ENTRIES SHOWN:
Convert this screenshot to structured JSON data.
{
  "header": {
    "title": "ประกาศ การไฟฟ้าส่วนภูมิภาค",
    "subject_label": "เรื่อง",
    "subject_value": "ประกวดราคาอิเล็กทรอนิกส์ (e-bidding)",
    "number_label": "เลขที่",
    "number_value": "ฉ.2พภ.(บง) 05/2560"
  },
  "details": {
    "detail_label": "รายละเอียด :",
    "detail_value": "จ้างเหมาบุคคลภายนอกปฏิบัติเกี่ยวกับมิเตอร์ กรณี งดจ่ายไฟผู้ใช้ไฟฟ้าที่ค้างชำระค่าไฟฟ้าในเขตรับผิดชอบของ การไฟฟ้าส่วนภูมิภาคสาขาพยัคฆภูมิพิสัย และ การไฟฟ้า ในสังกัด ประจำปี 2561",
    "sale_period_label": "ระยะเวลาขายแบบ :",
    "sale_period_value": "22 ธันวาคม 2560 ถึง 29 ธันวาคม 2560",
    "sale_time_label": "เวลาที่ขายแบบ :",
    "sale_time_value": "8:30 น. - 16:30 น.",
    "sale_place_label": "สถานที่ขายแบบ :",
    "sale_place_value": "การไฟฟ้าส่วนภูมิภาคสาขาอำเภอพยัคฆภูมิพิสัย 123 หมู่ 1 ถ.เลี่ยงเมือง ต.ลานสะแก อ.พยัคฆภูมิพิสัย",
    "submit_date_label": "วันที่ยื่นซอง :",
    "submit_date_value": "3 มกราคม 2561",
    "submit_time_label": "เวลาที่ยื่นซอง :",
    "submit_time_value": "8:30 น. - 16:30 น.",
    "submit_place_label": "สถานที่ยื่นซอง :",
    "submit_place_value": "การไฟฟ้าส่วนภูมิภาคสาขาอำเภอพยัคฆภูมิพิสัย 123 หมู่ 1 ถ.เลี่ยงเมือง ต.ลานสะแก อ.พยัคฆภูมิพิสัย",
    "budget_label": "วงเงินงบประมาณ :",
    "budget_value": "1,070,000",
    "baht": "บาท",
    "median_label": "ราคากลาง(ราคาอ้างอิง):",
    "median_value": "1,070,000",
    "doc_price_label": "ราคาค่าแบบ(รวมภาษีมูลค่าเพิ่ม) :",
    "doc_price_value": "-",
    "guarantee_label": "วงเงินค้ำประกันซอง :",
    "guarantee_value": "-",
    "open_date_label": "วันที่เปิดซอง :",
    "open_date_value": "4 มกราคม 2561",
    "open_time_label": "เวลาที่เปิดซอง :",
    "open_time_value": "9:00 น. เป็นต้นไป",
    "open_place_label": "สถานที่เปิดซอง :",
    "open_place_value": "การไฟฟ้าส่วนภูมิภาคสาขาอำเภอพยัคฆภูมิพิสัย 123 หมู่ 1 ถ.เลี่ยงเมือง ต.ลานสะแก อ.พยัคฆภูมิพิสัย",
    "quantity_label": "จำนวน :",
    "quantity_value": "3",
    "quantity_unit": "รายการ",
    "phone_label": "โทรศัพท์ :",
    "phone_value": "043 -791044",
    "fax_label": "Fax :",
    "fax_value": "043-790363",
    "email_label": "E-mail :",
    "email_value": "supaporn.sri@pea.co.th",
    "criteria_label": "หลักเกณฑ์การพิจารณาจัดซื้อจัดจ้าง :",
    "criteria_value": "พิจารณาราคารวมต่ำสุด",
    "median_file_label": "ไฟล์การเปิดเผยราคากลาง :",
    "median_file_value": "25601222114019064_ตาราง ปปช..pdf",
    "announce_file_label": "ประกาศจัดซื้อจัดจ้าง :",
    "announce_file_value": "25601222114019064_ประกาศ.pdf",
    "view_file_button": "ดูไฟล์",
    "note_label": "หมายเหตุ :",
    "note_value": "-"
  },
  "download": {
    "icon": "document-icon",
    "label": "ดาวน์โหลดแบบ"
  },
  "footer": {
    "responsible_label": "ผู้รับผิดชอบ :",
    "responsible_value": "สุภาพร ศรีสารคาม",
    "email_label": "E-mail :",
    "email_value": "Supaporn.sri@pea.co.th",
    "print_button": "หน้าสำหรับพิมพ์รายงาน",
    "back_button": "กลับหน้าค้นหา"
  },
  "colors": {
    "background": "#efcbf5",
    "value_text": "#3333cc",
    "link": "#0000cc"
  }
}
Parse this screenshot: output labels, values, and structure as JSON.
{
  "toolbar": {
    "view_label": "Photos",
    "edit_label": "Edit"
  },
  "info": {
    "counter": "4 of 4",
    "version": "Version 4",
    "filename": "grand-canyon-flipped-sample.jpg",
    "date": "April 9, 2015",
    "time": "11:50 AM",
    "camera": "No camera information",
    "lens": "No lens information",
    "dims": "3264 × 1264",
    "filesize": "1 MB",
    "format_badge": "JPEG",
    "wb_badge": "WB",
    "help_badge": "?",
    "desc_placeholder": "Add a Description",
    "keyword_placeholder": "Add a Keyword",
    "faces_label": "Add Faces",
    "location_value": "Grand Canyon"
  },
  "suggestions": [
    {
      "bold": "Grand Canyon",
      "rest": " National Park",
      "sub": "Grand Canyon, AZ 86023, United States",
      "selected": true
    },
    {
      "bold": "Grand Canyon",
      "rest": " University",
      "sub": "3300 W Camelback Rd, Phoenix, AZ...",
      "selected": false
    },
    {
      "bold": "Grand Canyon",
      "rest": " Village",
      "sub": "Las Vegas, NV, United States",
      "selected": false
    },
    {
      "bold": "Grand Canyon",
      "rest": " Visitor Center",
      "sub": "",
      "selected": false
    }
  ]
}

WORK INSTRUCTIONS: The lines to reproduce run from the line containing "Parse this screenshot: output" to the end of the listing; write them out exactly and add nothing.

ANSWER TO THIS PROBLEM:
Parse this screenshot: output labels, values, and structure as JSON.
{
  "toolbar": {
    "view_label": "Photos",
    "edit_label": "Edit"
  },
  "info": {
    "counter": "4 of 4",
    "version": "Version 4",
    "filename": "grand-canyon-flipped-sample.jpg",
    "date": "April 9, 2015",
    "time": "11:50 AM",
    "camera": "No camera information",
    "lens": "No lens information",
    "dims": "3264 × 1264",
    "filesize": "1 MB",
    "format_badge": "JPEG",
    "wb_badge": "WB",
    "help_badge": "?",
    "desc_placeholder": "Add a Description",
    "keyword_placeholder": "Add a Keyword",
    "faces_label": "Add Faces",
    "location_value": "Grand Canyon"
  },
  "suggestions": [
    {
      "bold": "Grand Canyon",
      "rest": " National Park",
      "sub": "Grand Canyon, AZ 86023, United States",
      "selected": true
    },
    {
      "bold": "Grand Canyon",
      "rest": " University",
      "sub": "3300 W Camelback Rd, Phoenix, AZ...",
      "selected": false
    },
    {
      "bold": "Grand Canyon",
      "rest": " Village",
      "sub": "Las Vegas, NV, United States",
      "selected": false
    },
    {
      "bold": "Grand Canyon",
      "rest": " Visitor Center",
      "sub": "",
      "selected": false
    }
  ]
}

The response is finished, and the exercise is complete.